Another method of preparing a gun propellant is by solvent extrusion, i.e. making a solid binder-HMX mix fluid by the addition of a solvent, extruding the propellant, and extracting the solvent. The propellant is then cured. This procedure issimilar to the method of preparing colloidal propellants.
Propellant compositions were prepared varying the particle size of the solid component as shown below. HMX was selected for use as the solid component in this example. Also used was a polyurethane binder prepared from a 50/50 ethyleneoxide/propylene oxide copolymer and lysine diisocyanate methyl ester. The HMX was reduced from about an average mean particle diameter of 60μ to the listed particle sizes by means of fluid energy milling together with about 1% by weight of apolyethylene glycol of molecular weight 4000 as an anti-static agent, and together with the binder ingredients as listed below. The propellant powders were then cold pressed at pressures of 5000 to 25,000 psi into pellets about 0.03 inches thick. Thepellets were then oven cured at slightly above 210° F. for about 12 hours. Finally, the pellets were fired in an impulse bomb to obtain the buring rate and burning rate exponent values. The compositions used and the results are listed in TableI.
The results accurately demonstrate that by reducing the particle size of the solid component, the burning rate and the burning rate exponent are reduced.
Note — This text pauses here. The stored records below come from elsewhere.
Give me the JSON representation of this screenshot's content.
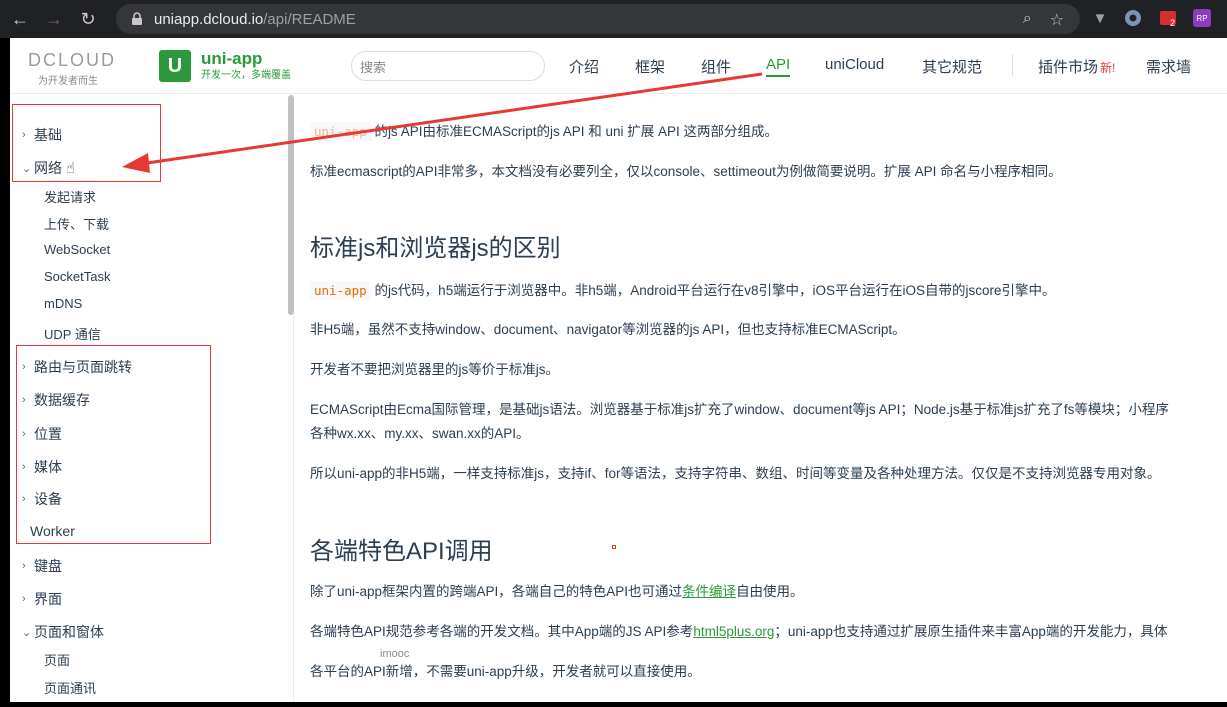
{
  "browser": {
    "url_host": "uniapp.dcloud.io",
    "url_path": "/api/README",
    "ext_badge": "2",
    "ext_rp": "RP"
  },
  "header": {
    "dcloud_logo": "DCLOUD",
    "dcloud_slogan": "为开发者而生",
    "uni_icon": "U",
    "uni_name": "uni-app",
    "uni_slogan": "开发一次，多端覆盖",
    "search_placeholder": "搜索",
    "menu": [
      "介绍",
      "框架",
      "组件",
      "API",
      "uniCloud",
      "其它规范",
      "插件市场",
      "需求墙"
    ],
    "menu_new": "新!",
    "active_menu": "API"
  },
  "sidebar": {
    "items": [
      "基础",
      "网络",
      "路由与页面跳转",
      "数据缓存",
      "位置",
      "媒体",
      "设备",
      "Worker",
      "键盘",
      "界面",
      "页面和窗体"
    ],
    "network_children": [
      "发起请求",
      "上传、下载",
      "WebSocket",
      "SocketTask",
      "mDNS",
      "UDP 通信"
    ],
    "window_children": [
      "页面",
      "页面通讯"
    ]
  },
  "content": {
    "intro_code": "uni-app",
    "intro_text": " 的js API由标准ECMAScript的js API 和 uni 扩展 API 这两部分组成。",
    "para2": "标准ecmascript的API非常多，本文档没有必要列全，仅以console、settimeout为例做简要说明。扩展 API 命名与小程序相同。",
    "h2_1": "标准js和浏览器js的区别",
    "p3_code": "uni-app",
    "p3_text": " 的js代码，h5端运行于浏览器中。非h5端，Android平台运行在v8引擎中，iOS平台运行在iOS自带的jscore引擎中。",
    "p4": "非H5端，虽然不支持window、document、navigator等浏览器的js API，但也支持标准ECMAScript。",
    "p5": "开发者不要把浏览器里的js等价于标准js。",
    "p6_line1": "ECMAScript由Ecma国际管理，是基础js语法。浏览器基于标准js扩充了window、document等js API；Node.js基于标准js扩充了fs等模块；小程序",
    "p6_line2": "各种wx.xx、my.xx、swan.xx的API。",
    "p7": "所以uni-app的非H5端，一样支持标准js，支持if、for等语法，支持字符串、数组、时间等变量及各种处理方法。仅仅是不支持浏览器专用对象。",
    "h2_2": "各端特色API调用",
    "p8_pre": "除了uni-app框架内置的跨端API，各端自己的特色API也可通过",
    "p8_link": "条件编译",
    "p8_post": "自由使用。",
    "p9_pre": "各端特色API规范参考各端的开发文档。其中App端的JS API参考",
    "p9_link": "html5plus.org",
    "p9_post": "；uni-app也支持通过扩展原生插件来丰富App端的开发能力，具体",
    "p10": "各平台的API新增，不需要uni-app升级，开发者就可以直接使用。",
    "watermark": "imooc"
  },
  "colors": {
    "brand_green": "#2b9939",
    "annotation_red": "#e53935",
    "code_orange": "#e96900"
  }
}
Or, in other words, as the particle size is reduced, so is the burning rate, i.e. smallerparticles result in slower burning.
TABLE I ______________________________________ Composition (parts by weight) A B C ______________________________________ 50/50 Ethylene Oxide/Propylene 11.99 11.99 11.99 Oxide Copolymer Lysine diisocyanate methyl ester 9.81 9.81 9.81 Trimethylolpropane 3.26 3.26 3.26 Titanyl acetylacetonate 0.10 0.10 0.10 HMX -60μ 75.00 -- -- 6μ -- 52.50 -- 2μ -- 22.50 75.00 Results of Impulse Bomb Pressure Exponent 1.81 1.06 0.91 Burning Rate (in/sec at psi) 10,000 psi 6.50 1.101.05 25,000 psi 35.0 2.85 2.40 50,000 psi 130. 5.80 4.60 ______________________________________
This example shows the effect of varying the binder and the amount of HMX in a propellant composition wherein the HMX is used with a particle of 2μ. The procedure for preparing the propellants of Example 1 was repeated except for varying thebinders and quantity of 2μ HMX.
The compositions used were as follows:
______________________________________ Ingredients ______________________________________ HMX -2μ 75 80 85 50/50 Ethylene oxide/propylene oxide copolymer 11.99 -- -- Polyethylene glycol of 4000 mol. wt. -- 9.49 11.93 Lysine diisocyanatemethyl ester 9.81 -- -- Toluene diisocyanate -- 8.24 2.59 Trimethylolpropane 3.26 2.27 0.48 Titanyl acetylacetonate 0.10 -- -- Ferric acetylacetonate -- 0.20 0.20 ______________________________________
The results of the impulse bomb tests were as follows:
______________________________________ Pressure Exponent 0.91 1.21 1.30 Burning Rate (in/sec at psi) 10,000 psi 1.05 1.95 2.95 25,000 psi 2.40 5.80 9.60 50,000 psi 4.60 13.0 24.5 ______________________________________
Accordingly, it is shown that by varying the amount of the solid component the burning rate and the burning rate exponent may be varied though the particle size control of Example 1 exerts a greater impact thereon.